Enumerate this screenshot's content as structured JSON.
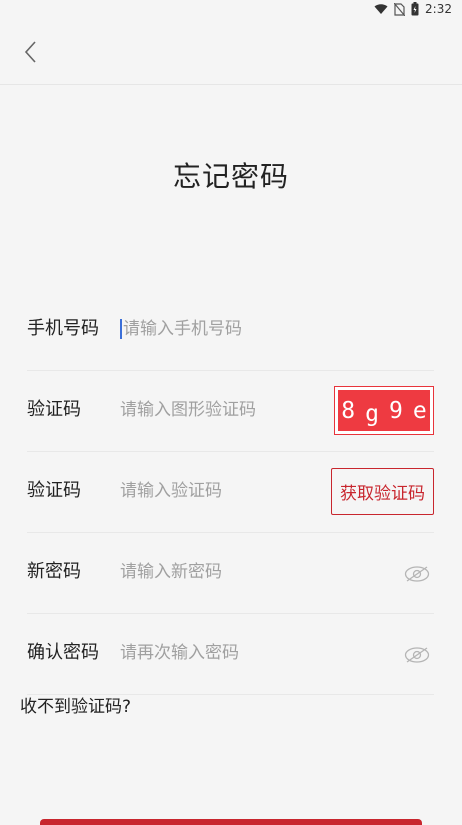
{
  "status_bar": {
    "time": "2:32",
    "icons": [
      "wifi-icon",
      "no-sim-icon",
      "battery-icon"
    ]
  },
  "header": {
    "back_icon": "chevron-left-icon"
  },
  "page": {
    "title": "忘记密码"
  },
  "form": {
    "phone": {
      "label": "手机号码",
      "placeholder": "请输入手机号码"
    },
    "image_captcha": {
      "label": "验证码",
      "placeholder": "请输入图形验证码",
      "chars": [
        "8",
        "g",
        "9",
        "e"
      ]
    },
    "sms_code": {
      "label": "验证码",
      "placeholder": "请输入验证码",
      "button_label": "获取验证码"
    },
    "new_password": {
      "label": "新密码",
      "placeholder": "请输入新密码",
      "toggle_icon": "eye-hidden-icon"
    },
    "confirm_password": {
      "label": "确认密码",
      "placeholder": "请再次输入密码",
      "toggle_icon": "eye-hidden-icon"
    }
  },
  "help": {
    "no_code_link": "收不到验证码?"
  },
  "colors": {
    "accent": "#c8262e",
    "captcha_bg": "#ee3a41",
    "background": "#f5f5f5",
    "cursor": "#3b6fd8"
  }
}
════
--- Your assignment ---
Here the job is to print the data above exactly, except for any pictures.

--- Answer below ---
Enumerate this screenshot's content as structured JSON.
{
  "status_bar": {
    "time": "2:32",
    "icons": [
      "wifi-icon",
      "no-sim-icon",
      "battery-icon"
    ]
  },
  "header": {
    "back_icon": "chevron-left-icon"
  },
  "page": {
    "title": "忘记密码"
  },
  "form": {
    "phone": {
      "label": "手机号码",
      "placeholder": "请输入手机号码"
    },
    "image_captcha": {
      "label": "验证码",
      "placeholder": "请输入图形验证码",
      "chars": [
        "8",
        "g",
        "9",
        "e"
      ]
    },
    "sms_code": {
      "label": "验证码",
      "placeholder": "请输入验证码",
      "button_label": "获取验证码"
    },
    "new_password": {
      "label": "新密码",
      "placeholder": "请输入新密码",
      "toggle_icon": "eye-hidden-icon"
    },
    "confirm_password": {
      "label": "确认密码",
      "placeholder": "请再次输入密码",
      "toggle_icon": "eye-hidden-icon"
    }
  },
  "help": {
    "no_code_link": "收不到验证码?"
  },
  "colors": {
    "accent": "#c8262e",
    "captcha_bg": "#ee3a41",
    "background": "#f5f5f5",
    "cursor": "#3b6fd8"
  }
}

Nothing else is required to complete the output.